As someone who belongs to a “coffee of the month” club, I can assure you that getting a fresh new thing every month in the mail is fun and exciting. When that new thing is a nostalgic trip to my youth, plus a really fun cross-platform game? For me, it's worth the $16.99 a month. If you miss the days of buying games in a box from the department store, you'll love the IndieBox experience. Check it out at www.theindiebox.com.
Everyone has wasted an afternoon on YouTube clicking through videos of talking cats, screaming goats and bad-lip-reading renditions of popular movies. Heck, there are plenty of YouTube videos of me doing odd and silly things as well. (Does anyone remember 'Buntu Family Theater?) For important family videos, however, I much prefer to control my own data. I've tried over the years to keep an archive of home movies and such in a folder on a server somewhere, but they never get seen because getting to them in inconvenient. That's where MediaGoblin comes in.
MediaGoblin is an open-source Web-based application that allows you to host audio, video and photographic media on your own server. It still allows that media to be easily viewed via the Web, however, so you get the convenience of YouTube with the security of hosting files yourself.
Hosting your own local version of YouTube might not be your cup of tea, but for me, it's a great compromise between convenience and data privacy. If you want to give MediaGoblin a try, head over to www.mediagoblin.org and download a copy today. Or, check out one of the many publicly hosted installations to see if you like the interface. The screenshot here is from roaming-initiative.com/mediagoblin/u/jeeelo/m/hackers and includes an interview that hits home for nerds like us!
It is not always the same thing to be a good man and a good citizen.
Life is a reciprocal exchange. To move forward, you have to give back.
It is only possible to live happily ever after on a day-to-day basis.
The greater man the greater courtesy.
—Alfred Lord Tennyson
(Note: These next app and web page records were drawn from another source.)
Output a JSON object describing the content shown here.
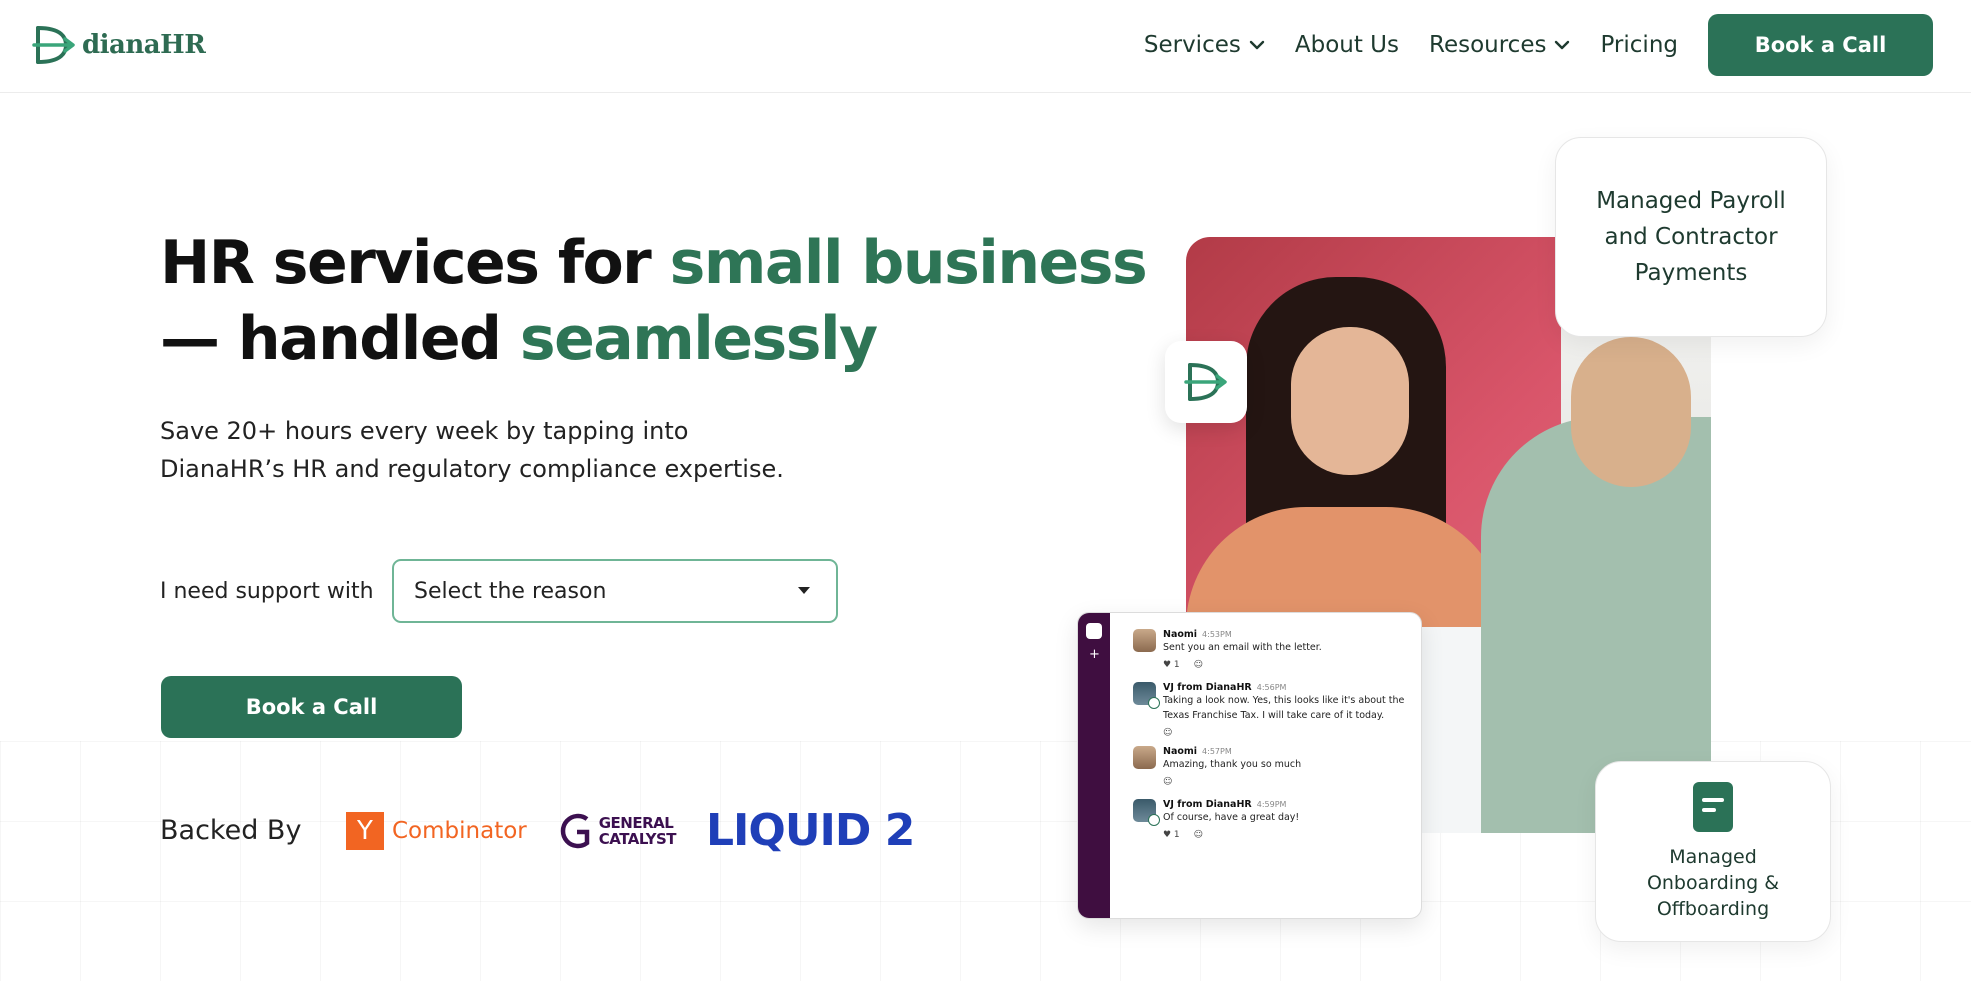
{
  "brand": {
    "name": "dianaHR",
    "accent": "#2b7257"
  },
  "nav": {
    "items": [
      {
        "label": "Services",
        "dropdown": true
      },
      {
        "label": "About Us",
        "dropdown": false
      },
      {
        "label": "Resources",
        "dropdown": true
      },
      {
        "label": "Pricing",
        "dropdown": false
      }
    ],
    "cta": "Book a Call"
  },
  "hero": {
    "title_part1": "HR services for ",
    "title_highlight1": "small business",
    "title_part2": "— handled ",
    "title_highlight2": "seamlessly",
    "subtitle_line1": "Save 20+ hours every week by tapping into",
    "subtitle_line2": "DianaHR’s HR and regulatory compliance expertise.",
    "support_label": "I need support with",
    "select_value": "Select the reason",
    "cta": "Book a Call"
  },
  "backed": {
    "label": "Backed By",
    "investors": [
      {
        "name": "Y Combinator",
        "mark": "Y",
        "text": "Combinator"
      },
      {
        "name": "General Catalyst",
        "line1": "GENERAL",
        "line2": "CATALYST"
      },
      {
        "name": "Liquid 2",
        "text": "LIQUID 2"
      }
    ]
  },
  "cards": {
    "payroll": [
      "Managed Payroll",
      "and Contractor",
      "Payments"
    ],
    "onboarding": [
      "Managed",
      "Onboarding &",
      "Offboarding"
    ]
  },
  "chat": {
    "messages": [
      {
        "name": "Naomi",
        "time": "4:53PM",
        "lines": [
          "Sent you an email with the letter."
        ],
        "reactions": [
          "♥ 1",
          "☺"
        ]
      },
      {
        "name": "VJ from DianaHR",
        "time": "4:56PM",
        "lines": [
          "Taking a look now. Yes, this looks like it's about the",
          "Texas Franchise Tax. I will take care of it today."
        ],
        "reactions": [
          "☺"
        ]
      },
      {
        "name": "Naomi",
        "time": "4:57PM",
        "lines": [
          "Amazing, thank you so much"
        ],
        "reactions": [
          "☺"
        ]
      },
      {
        "name": "VJ from DianaHR",
        "time": "4:59PM",
        "lines": [
          "Of course, have a great day!"
        ],
        "reactions": [
          "♥ 1",
          "☺"
        ]
      }
    ]
  }
}
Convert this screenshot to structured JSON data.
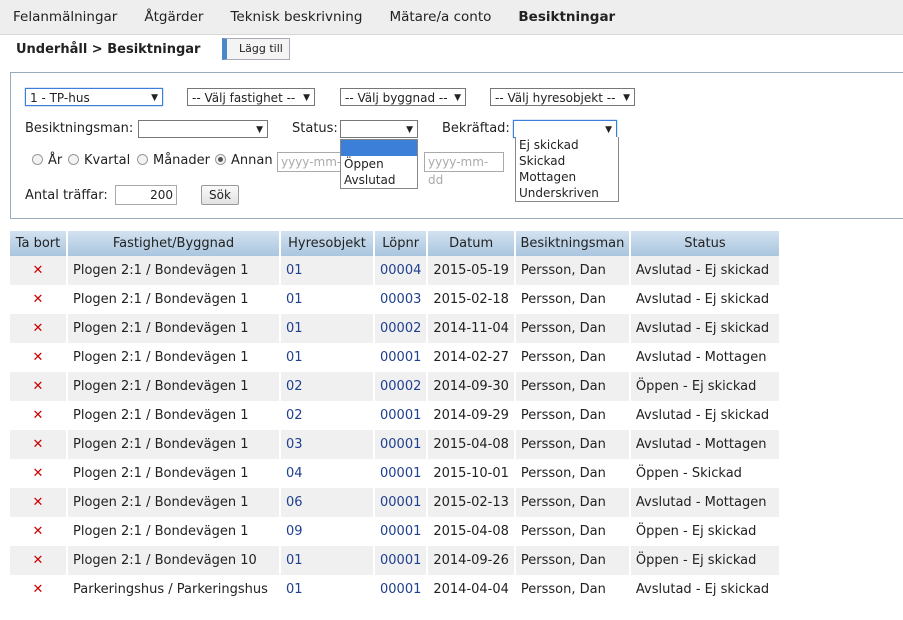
{
  "nav": {
    "tabs": [
      "Felanmälningar",
      "Åtgärder",
      "Teknisk beskrivning",
      "Mätare/a conto",
      "Besiktningar"
    ],
    "active": "Besiktningar"
  },
  "breadcrumb": "Underhåll > Besiktningar",
  "add_button": "Lägg till",
  "filters": {
    "company": "1 - TP-hus",
    "property": "-- Välj fastighet --",
    "building": "-- Välj byggnad --",
    "rental_object": "-- Välj hyresobjekt --",
    "inspector_label": "Besiktningsman:",
    "inspector_value": "",
    "status_label": "Status:",
    "status_value": "",
    "status_options": [
      "",
      "Öppen",
      "Avslutad"
    ],
    "confirmed_label": "Bekräftad:",
    "confirmed_value": "",
    "confirmed_options": [
      "Ej skickad",
      "Skickad",
      "Mottagen",
      "Underskriven"
    ],
    "period": {
      "year": "År",
      "quarter": "Kvartal",
      "month": "Månader",
      "other": "Annan"
    },
    "date_placeholder": "yyyy-mm-dd",
    "hits_label": "Antal träffar:",
    "hits_value": "200",
    "search_button": "Sök"
  },
  "table": {
    "columns": [
      "Ta bort",
      "Fastighet/Byggnad",
      "Hyresobjekt",
      "Löpnr",
      "Datum",
      "Besiktningsman",
      "Status"
    ],
    "delete_icon": "✕",
    "rows": [
      {
        "prop": "Plogen 2:1 / Bondevägen 1",
        "obj": "01",
        "nr": "00004",
        "date": "2015-05-19",
        "inspector": "Persson, Dan",
        "status": "Avslutad - Ej skickad"
      },
      {
        "prop": "Plogen 2:1 / Bondevägen 1",
        "obj": "01",
        "nr": "00003",
        "date": "2015-02-18",
        "inspector": "Persson, Dan",
        "status": "Avslutad - Ej skickad"
      },
      {
        "prop": "Plogen 2:1 / Bondevägen 1",
        "obj": "01",
        "nr": "00002",
        "date": "2014-11-04",
        "inspector": "Persson, Dan",
        "status": "Avslutad - Ej skickad"
      },
      {
        "prop": "Plogen 2:1 / Bondevägen 1",
        "obj": "01",
        "nr": "00001",
        "date": "2014-02-27",
        "inspector": "Persson, Dan",
        "status": "Avslutad - Mottagen"
      },
      {
        "prop": "Plogen 2:1 / Bondevägen 1",
        "obj": "02",
        "nr": "00002",
        "date": "2014-09-30",
        "inspector": "Persson, Dan",
        "status": "Öppen - Ej skickad"
      },
      {
        "prop": "Plogen 2:1 / Bondevägen 1",
        "obj": "02",
        "nr": "00001",
        "date": "2014-09-29",
        "inspector": "Persson, Dan",
        "status": "Avslutad - Ej skickad"
      },
      {
        "prop": "Plogen 2:1 / Bondevägen 1",
        "obj": "03",
        "nr": "00001",
        "date": "2015-04-08",
        "inspector": "Persson, Dan",
        "status": "Avslutad - Mottagen"
      },
      {
        "prop": "Plogen 2:1 / Bondevägen 1",
        "obj": "04",
        "nr": "00001",
        "date": "2015-10-01",
        "inspector": "Persson, Dan",
        "status": "Öppen - Skickad"
      },
      {
        "prop": "Plogen 2:1 / Bondevägen 1",
        "obj": "06",
        "nr": "00001",
        "date": "2015-02-13",
        "inspector": "Persson, Dan",
        "status": "Avslutad - Mottagen"
      },
      {
        "prop": "Plogen 2:1 / Bondevägen 1",
        "obj": "09",
        "nr": "00001",
        "date": "2015-04-08",
        "inspector": "Persson, Dan",
        "status": "Öppen - Ej skickad"
      },
      {
        "prop": "Plogen 2:1 / Bondevägen 10",
        "obj": "01",
        "nr": "00001",
        "date": "2014-09-26",
        "inspector": "Persson, Dan",
        "status": "Öppen - Ej skickad"
      },
      {
        "prop": "Parkeringshus / Parkeringshus",
        "obj": "01",
        "nr": "00001",
        "date": "2014-04-04",
        "inspector": "Persson, Dan",
        "status": "Avslutad - Ej skickad"
      }
    ]
  }
}
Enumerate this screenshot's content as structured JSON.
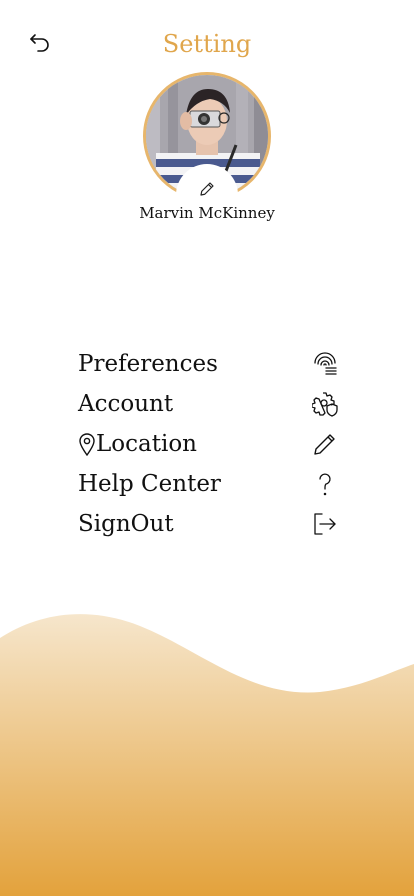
{
  "header": {
    "back_icon": "undo-arrow-icon",
    "title": "Setting"
  },
  "profile": {
    "name": "Marvin McKinney",
    "edit_icon": "pencil-icon"
  },
  "menu": {
    "items": [
      {
        "label": "Preferences",
        "icon": "fingerprint-icon"
      },
      {
        "label": "Account",
        "icon": "gear-shield-icon"
      },
      {
        "label": "Location",
        "icon": "pencil-icon",
        "leading_icon": "map-pin-icon"
      },
      {
        "label": "Help Center",
        "icon": "question-mark-icon"
      },
      {
        "label": "SignOut",
        "icon": "logout-icon"
      }
    ]
  },
  "colors": {
    "accent": "#e0a64c",
    "wave_top": "#f6e6cc",
    "wave_bottom": "#e3a23c"
  }
}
That is not what Geek means to me. We are more than the hobbies that we do or the things that we like. To me, Geek means an outsider, a rebel, a dreamer, a creator, a fighter. It's a person who dares to love something that isn't conventional.